Jaywalking Laws in Missouri

Jaywalking occurs when a pedestrian crosses or walks in a street when he or she does not have the right-of-way under applicable traffic laws. For example, a pedestrian crossing the street when oncoming vehicles are passing through a green light would be jaywalking; a pedestrian crossing the street when a traffic signal indicates he or she has the right of way is not committing this crime.

Jaywalking can result in serious penalties for the pedestrian and increases the risk for a collision and severe injuries. In addition, a pedestrian who jaywalks and suffers injuries in an accident can face difficulties securing compensation for his or her injuries.

When Does a Pedestrian Have the Right of Way?

Generally, traffic control lights dictate who has the right of way at intersections. Pedestrians may cross when a light is green, and must remain on the sidewalk or curb if the light is red. If there are no traffic control signals or the signals are not working, Missouri state law Section 300.375 will apply.

Under this law, a pedestrian has the right to cross the street at a marked crosswalk. A driver must yield to the pedestrian when he or she is crossing the half of the road that the vehicle is traveling on or he or she is so close to the vehicle that it would be unsafe for the driver to continue traveling.

However, this law does not provide a pedestrian with the right to cross the street anywhere. A pedestrian cannot leave the curb, sidewalk, or other safe location and walk in the path of an oncoming vehicle that cannot yield safely.

Missouri state law Section 300.390 provides additional rules for pedestrians. This statute states that a pedestrian who crosses the road at any location other than a marked or unmarked crosswalk at an intersection must yield the right of way to all oncoming vehicles.

Penalties for Jaywalking in Missouri

Although jaywalking is technically a punishable offense, striking a jaywalker does not automatically exempt drivers from punishment. Drivers must yield the right of way to pedestrians who cross the road, even if the pedestrian does not cross in a legal location.

If you jaywalk in Missouri, you may have to pay a fine. Although this penalty is not as serious as other crimes, jaywalking can place you and others on the road in a dangerous position. For your safety, it is best to avoid jaywalking.

Who Is Liable for a Jaywalking Accident?

Since Missouri follows a fault insurance system for car accidents, liability is a complicated question in cases involving jaywalkers. Drivers who cause accidents generally have to pay for the damages of their victims, including pedestrians. However, if the pedestrian was jaywalking at the time of the accident, he or she may be at least partially liable for his or her damages.

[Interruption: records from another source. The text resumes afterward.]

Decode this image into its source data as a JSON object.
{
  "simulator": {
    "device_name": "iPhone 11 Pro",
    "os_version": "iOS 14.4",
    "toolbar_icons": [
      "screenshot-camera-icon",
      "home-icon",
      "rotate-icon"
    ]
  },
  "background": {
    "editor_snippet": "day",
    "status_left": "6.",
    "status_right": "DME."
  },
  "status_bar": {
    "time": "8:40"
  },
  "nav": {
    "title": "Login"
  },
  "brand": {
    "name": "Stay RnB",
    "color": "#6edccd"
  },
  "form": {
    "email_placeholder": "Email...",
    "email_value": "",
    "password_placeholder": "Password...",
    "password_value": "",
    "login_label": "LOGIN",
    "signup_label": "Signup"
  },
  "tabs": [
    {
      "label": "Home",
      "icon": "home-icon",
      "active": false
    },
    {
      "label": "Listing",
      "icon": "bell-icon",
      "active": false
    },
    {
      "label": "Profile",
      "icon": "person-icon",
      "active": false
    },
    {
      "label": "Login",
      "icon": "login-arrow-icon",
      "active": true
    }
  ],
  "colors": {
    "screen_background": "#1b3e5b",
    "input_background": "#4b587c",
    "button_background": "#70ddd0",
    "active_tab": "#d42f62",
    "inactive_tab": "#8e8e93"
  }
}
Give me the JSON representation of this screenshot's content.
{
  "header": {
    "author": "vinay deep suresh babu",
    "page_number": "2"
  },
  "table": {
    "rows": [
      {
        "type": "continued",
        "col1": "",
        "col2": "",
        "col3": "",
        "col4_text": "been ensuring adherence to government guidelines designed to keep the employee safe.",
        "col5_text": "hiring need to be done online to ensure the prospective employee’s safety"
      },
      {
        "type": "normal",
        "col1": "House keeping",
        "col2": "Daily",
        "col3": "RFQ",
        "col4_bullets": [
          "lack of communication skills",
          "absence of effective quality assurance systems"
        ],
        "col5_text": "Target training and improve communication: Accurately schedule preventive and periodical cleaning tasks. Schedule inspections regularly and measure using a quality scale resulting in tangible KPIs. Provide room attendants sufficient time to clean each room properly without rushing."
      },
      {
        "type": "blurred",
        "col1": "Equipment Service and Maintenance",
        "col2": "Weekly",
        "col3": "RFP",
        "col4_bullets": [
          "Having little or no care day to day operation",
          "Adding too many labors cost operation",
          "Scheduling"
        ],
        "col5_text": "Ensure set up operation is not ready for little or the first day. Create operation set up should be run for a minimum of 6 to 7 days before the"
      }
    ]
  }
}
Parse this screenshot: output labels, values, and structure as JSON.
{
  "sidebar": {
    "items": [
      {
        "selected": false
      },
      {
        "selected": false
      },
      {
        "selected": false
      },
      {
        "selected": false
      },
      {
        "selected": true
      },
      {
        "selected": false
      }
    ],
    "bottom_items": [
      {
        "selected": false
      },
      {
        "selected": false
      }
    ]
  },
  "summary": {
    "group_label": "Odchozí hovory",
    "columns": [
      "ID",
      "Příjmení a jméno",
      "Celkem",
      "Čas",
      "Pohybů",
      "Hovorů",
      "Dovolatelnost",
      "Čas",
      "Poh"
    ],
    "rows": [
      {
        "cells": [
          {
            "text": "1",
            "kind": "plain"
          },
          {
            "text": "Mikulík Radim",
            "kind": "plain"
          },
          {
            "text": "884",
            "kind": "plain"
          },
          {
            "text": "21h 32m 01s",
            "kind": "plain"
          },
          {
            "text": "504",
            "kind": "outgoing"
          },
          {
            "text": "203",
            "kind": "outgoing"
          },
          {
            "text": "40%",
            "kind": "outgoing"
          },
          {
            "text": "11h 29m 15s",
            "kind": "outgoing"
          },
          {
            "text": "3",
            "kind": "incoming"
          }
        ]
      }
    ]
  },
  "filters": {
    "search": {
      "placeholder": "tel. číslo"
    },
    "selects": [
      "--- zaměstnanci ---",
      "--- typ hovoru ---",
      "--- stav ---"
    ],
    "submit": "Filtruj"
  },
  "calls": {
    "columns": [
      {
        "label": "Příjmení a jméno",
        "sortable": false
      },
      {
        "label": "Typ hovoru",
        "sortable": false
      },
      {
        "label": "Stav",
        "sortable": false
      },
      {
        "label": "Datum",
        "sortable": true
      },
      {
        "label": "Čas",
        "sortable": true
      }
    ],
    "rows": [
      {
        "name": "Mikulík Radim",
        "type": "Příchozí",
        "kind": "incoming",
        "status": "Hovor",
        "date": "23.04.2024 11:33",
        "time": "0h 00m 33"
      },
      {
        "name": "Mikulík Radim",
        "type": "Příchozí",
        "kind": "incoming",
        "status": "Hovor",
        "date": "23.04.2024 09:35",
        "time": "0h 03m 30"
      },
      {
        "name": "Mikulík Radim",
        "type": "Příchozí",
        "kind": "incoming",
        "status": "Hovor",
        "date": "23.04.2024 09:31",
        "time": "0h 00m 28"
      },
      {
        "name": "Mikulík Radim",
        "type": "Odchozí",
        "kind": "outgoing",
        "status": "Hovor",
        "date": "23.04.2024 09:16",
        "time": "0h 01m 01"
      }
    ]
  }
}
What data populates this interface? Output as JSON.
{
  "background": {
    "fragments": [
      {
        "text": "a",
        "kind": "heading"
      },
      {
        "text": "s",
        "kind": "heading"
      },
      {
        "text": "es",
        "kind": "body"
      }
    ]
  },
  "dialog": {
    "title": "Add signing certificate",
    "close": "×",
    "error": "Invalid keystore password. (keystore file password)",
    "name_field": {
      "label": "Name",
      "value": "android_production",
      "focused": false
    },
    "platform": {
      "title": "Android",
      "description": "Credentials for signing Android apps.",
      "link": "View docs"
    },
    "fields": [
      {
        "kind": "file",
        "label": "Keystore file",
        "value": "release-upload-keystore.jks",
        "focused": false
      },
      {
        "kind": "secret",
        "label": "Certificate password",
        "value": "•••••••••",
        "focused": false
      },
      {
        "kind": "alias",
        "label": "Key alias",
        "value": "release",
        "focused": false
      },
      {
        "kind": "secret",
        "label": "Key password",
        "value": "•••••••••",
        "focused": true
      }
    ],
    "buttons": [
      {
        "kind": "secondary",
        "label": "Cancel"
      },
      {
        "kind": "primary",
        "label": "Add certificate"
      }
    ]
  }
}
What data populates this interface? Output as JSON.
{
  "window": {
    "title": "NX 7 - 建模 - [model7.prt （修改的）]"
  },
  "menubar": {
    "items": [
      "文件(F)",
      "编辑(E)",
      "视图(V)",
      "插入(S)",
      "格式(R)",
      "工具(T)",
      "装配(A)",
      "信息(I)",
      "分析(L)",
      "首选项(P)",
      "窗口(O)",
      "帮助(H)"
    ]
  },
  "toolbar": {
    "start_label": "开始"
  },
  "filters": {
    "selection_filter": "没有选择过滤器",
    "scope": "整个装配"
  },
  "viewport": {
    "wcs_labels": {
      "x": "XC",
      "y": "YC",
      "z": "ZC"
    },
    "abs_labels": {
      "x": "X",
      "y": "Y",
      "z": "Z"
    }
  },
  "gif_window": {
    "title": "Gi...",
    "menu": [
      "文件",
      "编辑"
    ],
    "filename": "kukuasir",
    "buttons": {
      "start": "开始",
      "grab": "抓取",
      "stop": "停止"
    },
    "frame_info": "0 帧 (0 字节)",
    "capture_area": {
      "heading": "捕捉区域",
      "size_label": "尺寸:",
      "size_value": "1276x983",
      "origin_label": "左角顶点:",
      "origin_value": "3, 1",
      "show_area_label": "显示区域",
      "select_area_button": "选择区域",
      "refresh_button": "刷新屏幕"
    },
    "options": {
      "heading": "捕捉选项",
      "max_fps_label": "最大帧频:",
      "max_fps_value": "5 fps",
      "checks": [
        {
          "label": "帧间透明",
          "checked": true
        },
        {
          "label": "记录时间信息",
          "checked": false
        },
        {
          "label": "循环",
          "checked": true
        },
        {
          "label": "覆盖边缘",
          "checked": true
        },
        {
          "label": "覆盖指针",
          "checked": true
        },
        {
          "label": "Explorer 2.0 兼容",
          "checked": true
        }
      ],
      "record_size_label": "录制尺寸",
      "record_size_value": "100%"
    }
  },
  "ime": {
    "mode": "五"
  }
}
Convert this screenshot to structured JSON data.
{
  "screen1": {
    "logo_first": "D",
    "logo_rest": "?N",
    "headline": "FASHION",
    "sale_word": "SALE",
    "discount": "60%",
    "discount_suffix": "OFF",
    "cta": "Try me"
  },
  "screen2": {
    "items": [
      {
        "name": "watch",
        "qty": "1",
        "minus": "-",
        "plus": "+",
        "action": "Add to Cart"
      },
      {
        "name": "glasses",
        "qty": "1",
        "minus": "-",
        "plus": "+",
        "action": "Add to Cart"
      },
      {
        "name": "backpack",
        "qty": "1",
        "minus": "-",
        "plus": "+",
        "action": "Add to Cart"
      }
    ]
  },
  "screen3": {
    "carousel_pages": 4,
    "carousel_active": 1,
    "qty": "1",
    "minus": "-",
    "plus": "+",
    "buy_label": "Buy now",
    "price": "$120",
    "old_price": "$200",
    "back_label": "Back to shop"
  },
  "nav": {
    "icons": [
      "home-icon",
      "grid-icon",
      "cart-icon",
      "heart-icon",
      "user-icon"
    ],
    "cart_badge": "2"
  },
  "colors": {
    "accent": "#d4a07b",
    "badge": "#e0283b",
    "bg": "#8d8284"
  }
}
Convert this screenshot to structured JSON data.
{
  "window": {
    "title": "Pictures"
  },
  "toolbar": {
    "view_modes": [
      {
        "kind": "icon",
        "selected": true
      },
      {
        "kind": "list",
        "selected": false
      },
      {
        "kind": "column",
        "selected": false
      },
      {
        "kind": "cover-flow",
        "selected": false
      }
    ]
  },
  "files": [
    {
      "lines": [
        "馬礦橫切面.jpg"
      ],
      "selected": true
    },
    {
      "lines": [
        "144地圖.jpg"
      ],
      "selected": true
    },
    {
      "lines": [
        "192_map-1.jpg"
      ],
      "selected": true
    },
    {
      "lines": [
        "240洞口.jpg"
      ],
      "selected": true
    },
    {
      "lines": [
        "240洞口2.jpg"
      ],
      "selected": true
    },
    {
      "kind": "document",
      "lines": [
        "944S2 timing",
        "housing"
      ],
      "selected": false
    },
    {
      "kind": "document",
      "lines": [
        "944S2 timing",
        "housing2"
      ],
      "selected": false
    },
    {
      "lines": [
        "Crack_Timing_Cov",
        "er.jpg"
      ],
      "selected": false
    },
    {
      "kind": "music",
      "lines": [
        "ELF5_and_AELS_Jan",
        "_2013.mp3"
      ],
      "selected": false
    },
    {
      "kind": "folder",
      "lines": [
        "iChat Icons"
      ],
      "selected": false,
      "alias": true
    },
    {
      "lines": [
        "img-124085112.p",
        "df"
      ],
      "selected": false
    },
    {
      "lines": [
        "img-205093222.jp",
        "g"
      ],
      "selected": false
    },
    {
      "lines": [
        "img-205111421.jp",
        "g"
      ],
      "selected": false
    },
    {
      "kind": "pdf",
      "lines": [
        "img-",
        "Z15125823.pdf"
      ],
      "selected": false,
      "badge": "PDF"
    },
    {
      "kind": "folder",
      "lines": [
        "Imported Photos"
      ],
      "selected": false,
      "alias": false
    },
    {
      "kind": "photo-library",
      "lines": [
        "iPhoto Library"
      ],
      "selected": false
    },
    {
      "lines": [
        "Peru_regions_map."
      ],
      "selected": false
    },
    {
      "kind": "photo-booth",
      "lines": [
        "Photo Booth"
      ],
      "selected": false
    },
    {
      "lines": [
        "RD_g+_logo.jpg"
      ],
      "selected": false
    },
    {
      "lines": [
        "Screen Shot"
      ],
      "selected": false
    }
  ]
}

In these situations, Missouri’s pure comparative fault laws will apply. This rule reduces the settlement amount by the portion of liability the victim shares. For example, if you suffered injuries while jaywalking, the court may assign 40% of the liability to you. If you ask for $20,000 in damages, the court will only award $12,000 after reducing your award.

These claims can be difficult to prove, but jaywalking does not bar recovery. If you suffer injuries in a jaywalking accident, contact a Kansas City personal injury attorney as soon as possible. Your lawyer will evaluate your claim and assess your legal options, determining your optimal pathway toward maximum possible compensation.